» **Material supplied**:
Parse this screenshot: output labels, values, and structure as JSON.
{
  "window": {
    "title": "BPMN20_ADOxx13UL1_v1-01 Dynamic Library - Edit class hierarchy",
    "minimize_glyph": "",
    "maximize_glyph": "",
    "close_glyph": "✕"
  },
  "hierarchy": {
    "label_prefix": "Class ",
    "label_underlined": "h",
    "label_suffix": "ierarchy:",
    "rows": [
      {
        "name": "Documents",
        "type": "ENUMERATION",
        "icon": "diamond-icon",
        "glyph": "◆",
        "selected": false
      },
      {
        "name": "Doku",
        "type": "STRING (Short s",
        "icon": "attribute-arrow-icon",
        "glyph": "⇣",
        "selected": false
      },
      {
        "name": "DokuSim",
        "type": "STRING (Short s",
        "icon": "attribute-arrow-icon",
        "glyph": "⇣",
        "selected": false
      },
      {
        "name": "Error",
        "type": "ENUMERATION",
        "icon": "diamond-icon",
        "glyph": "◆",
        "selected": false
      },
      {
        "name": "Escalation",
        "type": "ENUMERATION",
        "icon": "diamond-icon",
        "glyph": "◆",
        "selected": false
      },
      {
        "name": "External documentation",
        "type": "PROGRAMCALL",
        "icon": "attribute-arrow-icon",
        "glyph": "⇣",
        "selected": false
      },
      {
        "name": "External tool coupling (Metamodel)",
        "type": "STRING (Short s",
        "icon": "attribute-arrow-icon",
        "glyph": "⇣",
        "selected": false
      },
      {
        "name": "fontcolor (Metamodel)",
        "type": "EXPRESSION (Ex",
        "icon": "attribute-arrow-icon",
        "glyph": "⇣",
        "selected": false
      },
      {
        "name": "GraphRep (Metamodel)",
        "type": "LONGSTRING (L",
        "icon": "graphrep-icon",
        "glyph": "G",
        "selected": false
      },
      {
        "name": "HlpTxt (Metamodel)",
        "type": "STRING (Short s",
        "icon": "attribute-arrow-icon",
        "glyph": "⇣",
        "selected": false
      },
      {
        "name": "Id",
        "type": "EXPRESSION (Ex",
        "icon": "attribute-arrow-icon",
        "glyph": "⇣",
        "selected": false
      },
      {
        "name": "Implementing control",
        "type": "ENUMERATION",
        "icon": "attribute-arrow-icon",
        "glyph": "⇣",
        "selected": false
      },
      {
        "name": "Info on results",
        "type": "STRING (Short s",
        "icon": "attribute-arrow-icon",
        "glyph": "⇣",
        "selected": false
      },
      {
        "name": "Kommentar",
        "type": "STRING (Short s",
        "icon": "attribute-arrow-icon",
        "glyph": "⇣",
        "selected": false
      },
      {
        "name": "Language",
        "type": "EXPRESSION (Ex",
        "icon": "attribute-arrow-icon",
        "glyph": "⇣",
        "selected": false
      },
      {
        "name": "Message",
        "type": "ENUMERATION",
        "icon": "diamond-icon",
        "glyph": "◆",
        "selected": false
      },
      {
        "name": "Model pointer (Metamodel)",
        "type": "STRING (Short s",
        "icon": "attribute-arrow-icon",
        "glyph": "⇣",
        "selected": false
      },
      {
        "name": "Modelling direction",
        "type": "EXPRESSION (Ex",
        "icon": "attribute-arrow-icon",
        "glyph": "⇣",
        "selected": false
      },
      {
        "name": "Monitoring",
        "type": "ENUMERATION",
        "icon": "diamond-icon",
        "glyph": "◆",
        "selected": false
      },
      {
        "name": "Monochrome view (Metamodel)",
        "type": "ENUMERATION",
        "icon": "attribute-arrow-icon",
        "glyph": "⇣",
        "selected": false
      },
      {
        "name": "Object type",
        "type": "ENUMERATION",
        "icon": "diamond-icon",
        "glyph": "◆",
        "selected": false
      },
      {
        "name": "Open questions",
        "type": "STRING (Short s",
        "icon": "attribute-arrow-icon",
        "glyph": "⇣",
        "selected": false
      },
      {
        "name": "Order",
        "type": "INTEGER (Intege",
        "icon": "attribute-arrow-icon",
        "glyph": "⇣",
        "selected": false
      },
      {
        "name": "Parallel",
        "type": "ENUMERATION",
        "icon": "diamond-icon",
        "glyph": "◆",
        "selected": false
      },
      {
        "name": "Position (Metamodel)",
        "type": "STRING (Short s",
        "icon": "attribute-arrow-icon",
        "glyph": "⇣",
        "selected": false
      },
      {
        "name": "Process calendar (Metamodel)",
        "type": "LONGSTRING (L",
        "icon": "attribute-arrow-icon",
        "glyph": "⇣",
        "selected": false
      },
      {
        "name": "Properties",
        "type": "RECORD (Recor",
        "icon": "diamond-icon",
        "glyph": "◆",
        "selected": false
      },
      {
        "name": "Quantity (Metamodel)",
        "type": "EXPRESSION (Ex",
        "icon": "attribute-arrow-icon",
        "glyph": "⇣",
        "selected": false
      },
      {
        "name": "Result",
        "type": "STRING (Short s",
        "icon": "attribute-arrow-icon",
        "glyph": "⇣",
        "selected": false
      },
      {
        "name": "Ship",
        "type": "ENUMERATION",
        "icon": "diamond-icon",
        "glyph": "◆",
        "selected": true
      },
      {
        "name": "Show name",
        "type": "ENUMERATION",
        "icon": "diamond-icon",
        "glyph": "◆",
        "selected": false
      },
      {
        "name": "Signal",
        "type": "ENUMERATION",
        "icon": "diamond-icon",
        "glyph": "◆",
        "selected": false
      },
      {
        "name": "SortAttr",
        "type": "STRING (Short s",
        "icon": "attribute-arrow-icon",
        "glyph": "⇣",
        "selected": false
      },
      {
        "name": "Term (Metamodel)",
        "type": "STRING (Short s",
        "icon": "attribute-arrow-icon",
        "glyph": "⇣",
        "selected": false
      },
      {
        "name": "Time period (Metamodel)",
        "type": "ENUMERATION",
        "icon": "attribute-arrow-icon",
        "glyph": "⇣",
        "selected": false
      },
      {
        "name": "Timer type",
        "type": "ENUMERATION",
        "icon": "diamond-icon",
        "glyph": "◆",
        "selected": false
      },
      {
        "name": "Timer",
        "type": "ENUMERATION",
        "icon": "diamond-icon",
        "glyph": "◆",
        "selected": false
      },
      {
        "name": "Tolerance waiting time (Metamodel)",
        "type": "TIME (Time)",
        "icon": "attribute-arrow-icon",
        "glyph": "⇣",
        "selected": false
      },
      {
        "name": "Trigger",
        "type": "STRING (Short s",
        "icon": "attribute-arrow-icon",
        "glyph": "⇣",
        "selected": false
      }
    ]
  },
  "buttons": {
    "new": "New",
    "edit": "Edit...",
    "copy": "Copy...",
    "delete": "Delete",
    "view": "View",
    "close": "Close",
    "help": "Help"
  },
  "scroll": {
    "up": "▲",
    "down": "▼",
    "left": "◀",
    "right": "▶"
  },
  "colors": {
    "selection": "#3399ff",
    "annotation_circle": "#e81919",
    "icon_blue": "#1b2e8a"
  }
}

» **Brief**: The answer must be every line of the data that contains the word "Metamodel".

» **Problem solution**:
        "name": "External tool coupling (Metamodel)",
        "name": "fontcolor (Metamodel)",
        "name": "GraphRep (Metamodel)",
        "name": "HlpTxt (Metamodel)",
        "name": "Model pointer (Metamodel)",
        "name": "Monochrome view (Metamodel)",
        "name": "Position (Metamodel)",
        "name": "Process calendar (Metamodel)",
        "name": "Quantity (Metamodel)",
        "name": "Term (Metamodel)",
        "name": "Time period (Metamodel)",
        "name": "Tolerance waiting time (Metamodel)",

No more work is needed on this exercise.